Everyone needs emotional support and friendship, especially as we grow old. Yes, as the children grow older, leave for college, get married and start their new lives, our lives start becoming smaller and smaller.
If you were used to a big and full house, you might feel alone and depressed in a smaller house without anyone. Well, as you grow older, you need a lot of companions, as much as you needed in your younger years.
Why Is Companionship Important For Seniors?
To keep their minds active.
Especially those suffering from memory loss problems such as Alzheimer’s disease and dementia. Living alone with these memory illnesses will definitely make things worse so it’s a good idea to have a companion.
To avoid depression and anxiety.
It’s not strange that as we grow older, we might start feeling depressed as we reminisce about our younger years. Well, to avoid depression or anxiety from setting in, companionship for seniors will come in handy.
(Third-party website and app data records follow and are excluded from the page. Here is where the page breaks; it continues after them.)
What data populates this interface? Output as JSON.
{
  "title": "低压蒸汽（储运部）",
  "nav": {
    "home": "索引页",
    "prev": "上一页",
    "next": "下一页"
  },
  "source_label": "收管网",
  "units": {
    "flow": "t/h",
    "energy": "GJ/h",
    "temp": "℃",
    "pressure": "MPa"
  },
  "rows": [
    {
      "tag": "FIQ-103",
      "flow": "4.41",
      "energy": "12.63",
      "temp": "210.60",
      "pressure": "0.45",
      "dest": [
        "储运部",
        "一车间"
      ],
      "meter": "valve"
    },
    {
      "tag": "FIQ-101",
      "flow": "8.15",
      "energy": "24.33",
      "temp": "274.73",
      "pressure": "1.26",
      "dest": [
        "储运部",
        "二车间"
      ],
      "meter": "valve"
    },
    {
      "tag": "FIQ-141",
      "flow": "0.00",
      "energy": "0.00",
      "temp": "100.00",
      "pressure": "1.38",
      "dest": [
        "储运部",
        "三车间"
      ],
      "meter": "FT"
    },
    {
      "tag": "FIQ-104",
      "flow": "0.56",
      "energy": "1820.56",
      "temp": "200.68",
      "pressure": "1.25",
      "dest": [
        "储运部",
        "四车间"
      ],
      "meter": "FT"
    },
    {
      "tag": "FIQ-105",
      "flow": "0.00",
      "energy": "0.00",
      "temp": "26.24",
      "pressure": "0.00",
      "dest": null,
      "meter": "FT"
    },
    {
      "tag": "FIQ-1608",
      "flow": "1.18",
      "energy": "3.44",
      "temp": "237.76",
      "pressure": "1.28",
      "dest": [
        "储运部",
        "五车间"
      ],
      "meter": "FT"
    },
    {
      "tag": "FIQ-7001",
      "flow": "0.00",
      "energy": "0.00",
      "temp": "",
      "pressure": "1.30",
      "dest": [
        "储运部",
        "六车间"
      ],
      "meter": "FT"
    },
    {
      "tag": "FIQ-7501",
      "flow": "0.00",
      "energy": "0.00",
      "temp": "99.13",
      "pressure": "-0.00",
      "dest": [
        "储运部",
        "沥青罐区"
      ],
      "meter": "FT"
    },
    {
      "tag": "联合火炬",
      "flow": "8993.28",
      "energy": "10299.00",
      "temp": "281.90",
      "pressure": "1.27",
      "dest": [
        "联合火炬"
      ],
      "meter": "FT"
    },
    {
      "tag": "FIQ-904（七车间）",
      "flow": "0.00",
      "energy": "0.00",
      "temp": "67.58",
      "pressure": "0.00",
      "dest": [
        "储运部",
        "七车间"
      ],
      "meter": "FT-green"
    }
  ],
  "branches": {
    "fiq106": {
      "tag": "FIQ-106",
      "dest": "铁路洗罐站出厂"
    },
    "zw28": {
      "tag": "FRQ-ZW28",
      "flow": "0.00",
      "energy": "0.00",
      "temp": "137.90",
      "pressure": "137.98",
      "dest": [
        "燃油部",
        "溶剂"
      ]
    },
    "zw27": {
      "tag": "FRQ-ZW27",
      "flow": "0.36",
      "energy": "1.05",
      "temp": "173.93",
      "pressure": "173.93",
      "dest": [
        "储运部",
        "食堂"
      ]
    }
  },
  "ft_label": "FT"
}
To remain active and independent.
If seniors are left alone, they are likely going to hibernate and avoid stepping outside altogether. As such, companionship allows the elderly to get outside, exercise and avoid staying indoors.
To make new memories and experiences.
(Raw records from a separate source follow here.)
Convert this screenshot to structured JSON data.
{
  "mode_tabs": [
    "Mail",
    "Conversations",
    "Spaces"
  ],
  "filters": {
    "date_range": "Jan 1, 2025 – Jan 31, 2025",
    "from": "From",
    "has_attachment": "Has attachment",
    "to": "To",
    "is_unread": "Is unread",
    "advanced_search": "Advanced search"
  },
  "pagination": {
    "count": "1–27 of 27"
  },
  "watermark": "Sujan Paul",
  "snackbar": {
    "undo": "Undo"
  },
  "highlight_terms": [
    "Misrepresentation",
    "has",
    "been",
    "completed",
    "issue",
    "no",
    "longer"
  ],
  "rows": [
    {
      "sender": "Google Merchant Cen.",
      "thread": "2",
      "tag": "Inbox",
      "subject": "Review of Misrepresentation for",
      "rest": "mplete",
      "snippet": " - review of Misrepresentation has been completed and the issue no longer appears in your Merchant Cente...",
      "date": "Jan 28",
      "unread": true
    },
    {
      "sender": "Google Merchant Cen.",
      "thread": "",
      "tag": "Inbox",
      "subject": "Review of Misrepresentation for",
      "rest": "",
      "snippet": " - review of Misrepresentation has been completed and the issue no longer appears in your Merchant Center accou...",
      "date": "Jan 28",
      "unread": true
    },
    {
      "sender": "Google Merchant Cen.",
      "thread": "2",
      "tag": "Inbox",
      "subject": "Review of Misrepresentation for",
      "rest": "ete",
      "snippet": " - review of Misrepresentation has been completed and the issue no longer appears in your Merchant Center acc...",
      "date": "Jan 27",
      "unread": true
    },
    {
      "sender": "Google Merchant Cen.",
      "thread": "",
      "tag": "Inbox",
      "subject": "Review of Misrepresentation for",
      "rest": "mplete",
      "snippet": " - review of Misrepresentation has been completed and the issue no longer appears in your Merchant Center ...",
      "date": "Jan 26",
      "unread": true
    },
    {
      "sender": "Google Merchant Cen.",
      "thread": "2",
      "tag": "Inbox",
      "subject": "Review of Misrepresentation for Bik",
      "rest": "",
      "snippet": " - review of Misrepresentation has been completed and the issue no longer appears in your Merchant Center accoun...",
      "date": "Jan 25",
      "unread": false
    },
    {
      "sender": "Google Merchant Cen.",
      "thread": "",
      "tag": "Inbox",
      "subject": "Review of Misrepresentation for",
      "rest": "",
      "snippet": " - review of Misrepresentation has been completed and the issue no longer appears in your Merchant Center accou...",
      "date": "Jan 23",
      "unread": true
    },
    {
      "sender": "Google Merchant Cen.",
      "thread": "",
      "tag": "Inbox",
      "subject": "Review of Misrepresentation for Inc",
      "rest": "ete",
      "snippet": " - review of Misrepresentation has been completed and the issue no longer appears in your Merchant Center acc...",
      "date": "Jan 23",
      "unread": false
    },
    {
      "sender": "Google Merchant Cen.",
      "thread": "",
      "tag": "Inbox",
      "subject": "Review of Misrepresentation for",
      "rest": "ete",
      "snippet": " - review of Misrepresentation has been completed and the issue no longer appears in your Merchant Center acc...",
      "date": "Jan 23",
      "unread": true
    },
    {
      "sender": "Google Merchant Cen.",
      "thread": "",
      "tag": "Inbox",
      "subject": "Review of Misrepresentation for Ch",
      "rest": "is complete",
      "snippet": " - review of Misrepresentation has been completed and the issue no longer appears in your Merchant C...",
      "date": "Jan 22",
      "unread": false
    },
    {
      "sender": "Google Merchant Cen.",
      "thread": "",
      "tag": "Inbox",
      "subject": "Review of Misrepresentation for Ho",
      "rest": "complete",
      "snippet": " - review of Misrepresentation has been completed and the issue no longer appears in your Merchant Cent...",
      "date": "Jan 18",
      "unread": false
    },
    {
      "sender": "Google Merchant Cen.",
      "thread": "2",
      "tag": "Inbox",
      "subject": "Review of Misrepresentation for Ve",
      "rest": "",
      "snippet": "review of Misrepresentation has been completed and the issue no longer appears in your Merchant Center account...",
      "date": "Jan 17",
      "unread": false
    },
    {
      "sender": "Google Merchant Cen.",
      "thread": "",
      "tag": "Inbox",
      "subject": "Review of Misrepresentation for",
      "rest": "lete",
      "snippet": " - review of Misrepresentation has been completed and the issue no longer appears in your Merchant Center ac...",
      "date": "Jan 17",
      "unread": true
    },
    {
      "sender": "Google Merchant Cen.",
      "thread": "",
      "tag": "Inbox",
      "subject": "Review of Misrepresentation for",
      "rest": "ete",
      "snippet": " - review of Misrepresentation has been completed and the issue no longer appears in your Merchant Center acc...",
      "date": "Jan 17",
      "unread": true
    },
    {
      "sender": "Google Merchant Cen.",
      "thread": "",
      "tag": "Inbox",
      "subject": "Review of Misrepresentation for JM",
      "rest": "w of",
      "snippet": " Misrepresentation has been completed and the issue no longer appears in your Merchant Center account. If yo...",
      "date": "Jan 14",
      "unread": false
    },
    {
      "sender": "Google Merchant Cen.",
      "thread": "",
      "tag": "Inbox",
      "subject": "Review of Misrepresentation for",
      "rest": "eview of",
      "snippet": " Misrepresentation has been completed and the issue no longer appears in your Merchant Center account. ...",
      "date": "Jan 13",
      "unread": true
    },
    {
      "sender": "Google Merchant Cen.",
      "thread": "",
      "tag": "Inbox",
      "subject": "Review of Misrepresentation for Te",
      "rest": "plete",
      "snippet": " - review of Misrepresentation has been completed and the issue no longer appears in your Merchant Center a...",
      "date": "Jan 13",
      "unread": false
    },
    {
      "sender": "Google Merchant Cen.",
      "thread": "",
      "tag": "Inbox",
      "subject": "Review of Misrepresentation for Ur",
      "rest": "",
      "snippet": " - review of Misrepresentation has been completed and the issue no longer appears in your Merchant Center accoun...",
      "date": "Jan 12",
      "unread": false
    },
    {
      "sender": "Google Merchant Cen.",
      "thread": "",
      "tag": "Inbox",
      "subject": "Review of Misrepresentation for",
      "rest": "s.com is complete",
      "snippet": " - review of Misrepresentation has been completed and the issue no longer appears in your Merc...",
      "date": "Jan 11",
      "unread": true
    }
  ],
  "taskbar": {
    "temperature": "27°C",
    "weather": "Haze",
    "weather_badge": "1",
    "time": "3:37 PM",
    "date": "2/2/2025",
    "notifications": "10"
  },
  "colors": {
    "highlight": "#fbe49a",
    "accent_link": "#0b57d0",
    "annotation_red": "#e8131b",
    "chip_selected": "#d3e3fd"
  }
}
Making friends in old age is important. Seniors can gain new experiences and bond with new people who make their old life a thrilling experience.
How To Make Sure Seniors Receive The Companionship They Need
Now that you understand why seniors need companionship, here are the best ways you can make sure that your senior loved one gets the companionship they need.
1. Offer Assistance With Daily Living Chores
As a companion, you can offer a senior loved one the assistance they need with daily living activities.
For instance, you can help them with standing up or sitting down, lying down or walking around. If you are taking care of a loved one who has limited mobility, knowing that there is someone there to help them with these chores makes their life easier.
You can offer companionship care to an elderly person by offering transportation services whenever they need them.
For instance, if they are attending social events, visiting the doctor, going to church or simply want to get out of the house, provide them with the transportation services they need. If they want to go and buy groceries, make sure you drive them there and help them pick the right groceries for their needs.
For elderly people who are no longer able to drive, having reliable transportation can be life-changing for them. As long as it’s someone they trust and know, their life will become easier and effortless.
3. Help With Grooming, Hygiene And Bathing
With time, older adults are likely going to find it harder to take care of themselves. Whether it’s taking a bath, grooming themselves or doing other hygiene tasks, they might have a hard time remembering what to do and the right time to do it.
As a companion, you should be able to help them with these tasks. Make sure they have proper baths, they are well-groomed and have the best assistance whenever they need it. They will appreciate all the help that you provide.
4. Help With Laundry And Housekeeping
As a companion, you can provide help with laundry, housekeeping and other light duties around the house.
If you are taking care of a senior loved one who still wants to live in their own home, make an effort of keeping the home clean and safe for them. They will appreciate waking up to a clean house and going to sleep in a comfortable place.
Even better, they will appreciate that you took the time to take care of them effortlessly.
5. Help Them With Proper Dieting
You should help your elderly loved one with preparing healthy meals. If they are having a hard time preparing meals or serving them, take the time to sit down and have a meal with them after preparing.
They will appreciate having the company at the dinner table. Even better, they will love delicious meals from someone who takes care and loves them.
Everyone needs someone to love them and take care of them. Use these tips to help you become a better companion to an older adult today.